After eight years in the making, the Christian Leadership Institute of Rwanda (CLIR) is now teaching its first 24 students.
CLIR opened its doors to students in January this year, but missionaries Gary Scheer and Tim Brubaker, the institute’s program leader, first began envisioning it long ago.
Scheer and his wife Laurie first moved to Rwanda in 1979 and founded New Creation Ministries (NCM) in 1992. Because approximately 90 percent of Rwandan pastors are not educated past the primary school level, the Scheers began a pastoral training program through this ministry.
Gary said many pastors knew Bible verses and stories, but they were not necessarily living transformed lives.
“It became very apparent that the church was in trouble. The church was not being the church. There was a lot of corruption, there was a lot of shallowness, and there was a lot of garbage being taught,” he said.
As more and more pastors received an education, Scheer and Brubaker began to see a need for a bachelor-level program that not only provided a diploma, but also focused on spiritual growth. The unique vision behind the new institute: a strong focus on discipleship and spiritual formation.
“We realize you can finish a Bible school or seminary education and come out with a lot of knowledge and not be personally changed, and we don’t want that to happen. We want everything we do to be transformational, to be practical so that these people going out will be effective leaders in their churches, communities, and families,” Scheer said.
Brubaker and Scheer faced setbacks with a few failed partnerships. In 2012 the Rwandan government denied their application to start the institute because of their exclusive commitment to the Christian faith. Eventually, with the help of donations and missionary oversight, Rwandans built a new two-story building with a library, computer lab, and three classrooms.
Currently, Brubaker is the only full-time teacher, while Scheer and a number of others work as adjuncts. Scheer said they will likely only accept new students every other year, maxing at 50 people in order to better focus on discipleship.

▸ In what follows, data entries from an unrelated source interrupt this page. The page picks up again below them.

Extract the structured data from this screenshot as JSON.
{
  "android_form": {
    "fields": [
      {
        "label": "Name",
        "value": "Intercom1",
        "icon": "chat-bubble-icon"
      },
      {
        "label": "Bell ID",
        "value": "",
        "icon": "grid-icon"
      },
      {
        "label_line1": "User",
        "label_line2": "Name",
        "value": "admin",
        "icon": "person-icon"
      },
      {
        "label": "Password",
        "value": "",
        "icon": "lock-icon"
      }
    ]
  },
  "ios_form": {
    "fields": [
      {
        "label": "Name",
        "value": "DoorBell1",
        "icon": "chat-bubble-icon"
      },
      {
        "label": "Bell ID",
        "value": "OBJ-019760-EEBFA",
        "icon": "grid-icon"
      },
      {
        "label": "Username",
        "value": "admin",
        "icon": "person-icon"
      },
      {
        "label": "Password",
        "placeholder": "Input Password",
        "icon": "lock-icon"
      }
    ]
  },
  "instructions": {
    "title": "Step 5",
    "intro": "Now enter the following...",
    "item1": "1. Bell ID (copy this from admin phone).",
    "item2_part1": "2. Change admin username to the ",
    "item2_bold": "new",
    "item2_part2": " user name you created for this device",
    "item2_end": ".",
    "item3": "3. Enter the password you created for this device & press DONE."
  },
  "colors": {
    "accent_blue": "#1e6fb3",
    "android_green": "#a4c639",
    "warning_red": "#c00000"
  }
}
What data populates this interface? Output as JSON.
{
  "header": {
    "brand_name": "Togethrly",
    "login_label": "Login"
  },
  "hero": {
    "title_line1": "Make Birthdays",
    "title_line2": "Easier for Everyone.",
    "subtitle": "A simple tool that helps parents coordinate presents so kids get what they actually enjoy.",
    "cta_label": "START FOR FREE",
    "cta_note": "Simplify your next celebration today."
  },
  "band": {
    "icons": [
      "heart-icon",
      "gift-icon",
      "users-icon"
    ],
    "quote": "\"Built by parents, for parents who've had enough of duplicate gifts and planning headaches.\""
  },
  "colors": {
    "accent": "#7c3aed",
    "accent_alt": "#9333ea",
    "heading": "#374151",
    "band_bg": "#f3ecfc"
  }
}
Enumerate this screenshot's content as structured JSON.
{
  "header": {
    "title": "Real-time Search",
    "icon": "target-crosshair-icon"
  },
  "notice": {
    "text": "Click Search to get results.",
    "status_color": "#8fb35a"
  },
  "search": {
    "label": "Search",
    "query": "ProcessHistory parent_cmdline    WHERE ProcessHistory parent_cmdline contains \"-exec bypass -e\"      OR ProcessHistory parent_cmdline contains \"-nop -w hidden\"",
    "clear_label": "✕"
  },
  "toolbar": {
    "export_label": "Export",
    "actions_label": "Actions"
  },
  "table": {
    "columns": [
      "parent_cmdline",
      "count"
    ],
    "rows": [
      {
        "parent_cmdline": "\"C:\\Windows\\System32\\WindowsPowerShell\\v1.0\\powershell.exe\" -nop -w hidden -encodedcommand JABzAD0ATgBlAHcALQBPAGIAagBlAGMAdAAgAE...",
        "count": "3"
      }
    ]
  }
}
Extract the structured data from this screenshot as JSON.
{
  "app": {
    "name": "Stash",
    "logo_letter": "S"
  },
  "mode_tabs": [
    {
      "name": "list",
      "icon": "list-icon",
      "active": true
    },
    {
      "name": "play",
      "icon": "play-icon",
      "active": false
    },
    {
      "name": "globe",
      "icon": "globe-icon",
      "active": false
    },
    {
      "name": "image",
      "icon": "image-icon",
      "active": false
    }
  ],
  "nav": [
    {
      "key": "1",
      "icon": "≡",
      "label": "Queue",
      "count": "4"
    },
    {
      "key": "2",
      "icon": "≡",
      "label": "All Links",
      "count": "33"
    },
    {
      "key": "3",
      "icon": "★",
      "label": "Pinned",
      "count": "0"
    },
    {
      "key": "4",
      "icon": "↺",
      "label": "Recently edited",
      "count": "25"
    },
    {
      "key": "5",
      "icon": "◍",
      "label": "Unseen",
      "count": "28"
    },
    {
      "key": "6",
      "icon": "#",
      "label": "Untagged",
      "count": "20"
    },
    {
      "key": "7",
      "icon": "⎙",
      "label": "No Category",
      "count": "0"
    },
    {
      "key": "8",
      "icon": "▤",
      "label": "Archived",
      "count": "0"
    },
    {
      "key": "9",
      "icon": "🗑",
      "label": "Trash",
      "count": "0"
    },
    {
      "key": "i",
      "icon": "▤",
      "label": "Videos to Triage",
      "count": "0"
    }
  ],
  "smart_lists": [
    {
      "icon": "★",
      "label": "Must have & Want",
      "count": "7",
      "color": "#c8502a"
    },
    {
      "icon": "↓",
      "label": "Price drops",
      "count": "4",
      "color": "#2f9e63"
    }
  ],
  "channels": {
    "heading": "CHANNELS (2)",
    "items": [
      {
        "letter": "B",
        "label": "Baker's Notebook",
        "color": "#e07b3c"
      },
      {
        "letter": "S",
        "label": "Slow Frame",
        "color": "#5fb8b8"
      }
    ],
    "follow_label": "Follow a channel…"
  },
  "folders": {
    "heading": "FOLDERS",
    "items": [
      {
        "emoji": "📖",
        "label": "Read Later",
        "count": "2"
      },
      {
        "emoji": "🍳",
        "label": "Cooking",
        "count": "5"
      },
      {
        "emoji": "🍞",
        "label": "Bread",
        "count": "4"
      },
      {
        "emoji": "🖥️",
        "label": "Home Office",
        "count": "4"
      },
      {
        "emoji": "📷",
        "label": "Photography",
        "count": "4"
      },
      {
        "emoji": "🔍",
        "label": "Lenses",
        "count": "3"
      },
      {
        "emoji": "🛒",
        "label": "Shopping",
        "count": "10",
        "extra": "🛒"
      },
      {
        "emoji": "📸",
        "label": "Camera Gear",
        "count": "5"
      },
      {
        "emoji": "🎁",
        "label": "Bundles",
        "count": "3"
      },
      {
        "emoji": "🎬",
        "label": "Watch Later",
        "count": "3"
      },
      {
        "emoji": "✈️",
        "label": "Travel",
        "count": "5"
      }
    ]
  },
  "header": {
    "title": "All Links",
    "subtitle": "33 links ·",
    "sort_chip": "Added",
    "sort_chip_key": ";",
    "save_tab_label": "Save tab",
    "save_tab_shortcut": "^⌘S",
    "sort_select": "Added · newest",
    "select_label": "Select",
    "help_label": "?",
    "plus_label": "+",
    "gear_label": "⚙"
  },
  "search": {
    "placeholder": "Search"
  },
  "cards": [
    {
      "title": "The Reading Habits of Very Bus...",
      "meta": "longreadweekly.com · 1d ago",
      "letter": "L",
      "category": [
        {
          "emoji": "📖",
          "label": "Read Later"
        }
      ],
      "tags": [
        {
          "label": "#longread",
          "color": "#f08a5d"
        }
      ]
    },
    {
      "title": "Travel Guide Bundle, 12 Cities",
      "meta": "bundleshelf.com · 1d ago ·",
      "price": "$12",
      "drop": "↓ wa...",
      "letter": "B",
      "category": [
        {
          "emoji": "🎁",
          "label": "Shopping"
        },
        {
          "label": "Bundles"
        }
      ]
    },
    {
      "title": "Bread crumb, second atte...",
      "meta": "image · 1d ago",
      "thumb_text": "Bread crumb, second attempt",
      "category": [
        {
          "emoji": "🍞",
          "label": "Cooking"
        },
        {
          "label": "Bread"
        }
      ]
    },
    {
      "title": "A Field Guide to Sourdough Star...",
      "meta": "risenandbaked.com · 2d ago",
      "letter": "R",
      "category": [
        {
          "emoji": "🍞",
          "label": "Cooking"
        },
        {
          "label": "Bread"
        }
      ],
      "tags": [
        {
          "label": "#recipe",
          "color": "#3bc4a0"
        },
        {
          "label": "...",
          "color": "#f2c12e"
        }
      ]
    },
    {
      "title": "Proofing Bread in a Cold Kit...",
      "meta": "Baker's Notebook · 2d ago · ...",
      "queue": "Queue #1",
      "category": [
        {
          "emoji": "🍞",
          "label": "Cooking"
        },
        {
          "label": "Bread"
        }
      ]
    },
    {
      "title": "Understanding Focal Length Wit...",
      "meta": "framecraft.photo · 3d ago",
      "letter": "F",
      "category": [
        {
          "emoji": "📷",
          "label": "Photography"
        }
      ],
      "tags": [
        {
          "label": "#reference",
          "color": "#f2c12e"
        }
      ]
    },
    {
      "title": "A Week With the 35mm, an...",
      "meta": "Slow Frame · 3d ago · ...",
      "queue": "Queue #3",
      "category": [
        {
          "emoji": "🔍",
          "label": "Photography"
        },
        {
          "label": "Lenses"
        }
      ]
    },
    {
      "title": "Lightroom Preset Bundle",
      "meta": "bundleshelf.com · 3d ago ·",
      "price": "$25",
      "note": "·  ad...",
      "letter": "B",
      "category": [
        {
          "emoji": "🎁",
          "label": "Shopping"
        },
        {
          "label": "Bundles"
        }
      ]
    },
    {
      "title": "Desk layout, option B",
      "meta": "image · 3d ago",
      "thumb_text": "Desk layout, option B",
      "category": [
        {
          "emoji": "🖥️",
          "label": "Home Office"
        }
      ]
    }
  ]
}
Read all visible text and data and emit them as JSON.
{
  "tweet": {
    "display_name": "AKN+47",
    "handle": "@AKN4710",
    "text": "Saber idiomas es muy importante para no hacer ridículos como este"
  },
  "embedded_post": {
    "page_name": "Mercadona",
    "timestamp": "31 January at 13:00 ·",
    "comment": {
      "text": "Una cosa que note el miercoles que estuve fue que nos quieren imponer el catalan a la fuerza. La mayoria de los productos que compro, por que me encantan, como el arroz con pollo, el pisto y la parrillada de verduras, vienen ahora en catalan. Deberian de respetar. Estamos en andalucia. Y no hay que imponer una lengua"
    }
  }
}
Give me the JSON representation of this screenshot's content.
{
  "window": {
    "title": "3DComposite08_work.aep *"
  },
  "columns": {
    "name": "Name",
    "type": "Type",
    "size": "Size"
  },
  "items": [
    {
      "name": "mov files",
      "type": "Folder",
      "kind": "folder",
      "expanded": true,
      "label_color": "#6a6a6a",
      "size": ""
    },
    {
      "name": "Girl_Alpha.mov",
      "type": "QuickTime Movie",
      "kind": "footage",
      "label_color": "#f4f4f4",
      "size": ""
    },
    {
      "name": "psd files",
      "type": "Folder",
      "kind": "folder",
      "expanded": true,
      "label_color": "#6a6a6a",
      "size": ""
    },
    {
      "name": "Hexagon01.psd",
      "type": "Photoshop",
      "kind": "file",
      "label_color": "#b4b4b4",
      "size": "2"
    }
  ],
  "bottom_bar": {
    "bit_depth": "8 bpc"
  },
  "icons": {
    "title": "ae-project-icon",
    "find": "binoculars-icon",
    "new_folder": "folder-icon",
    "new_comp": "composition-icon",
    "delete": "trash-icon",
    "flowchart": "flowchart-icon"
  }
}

“I am humbled at the quality of the people that God has brought to us to teach,” said Brubaker. “They possess such unique callings and potential. Equipping them allows us to see God using our feeble efforts to advance amazing ministries far beyond what we could imagine.”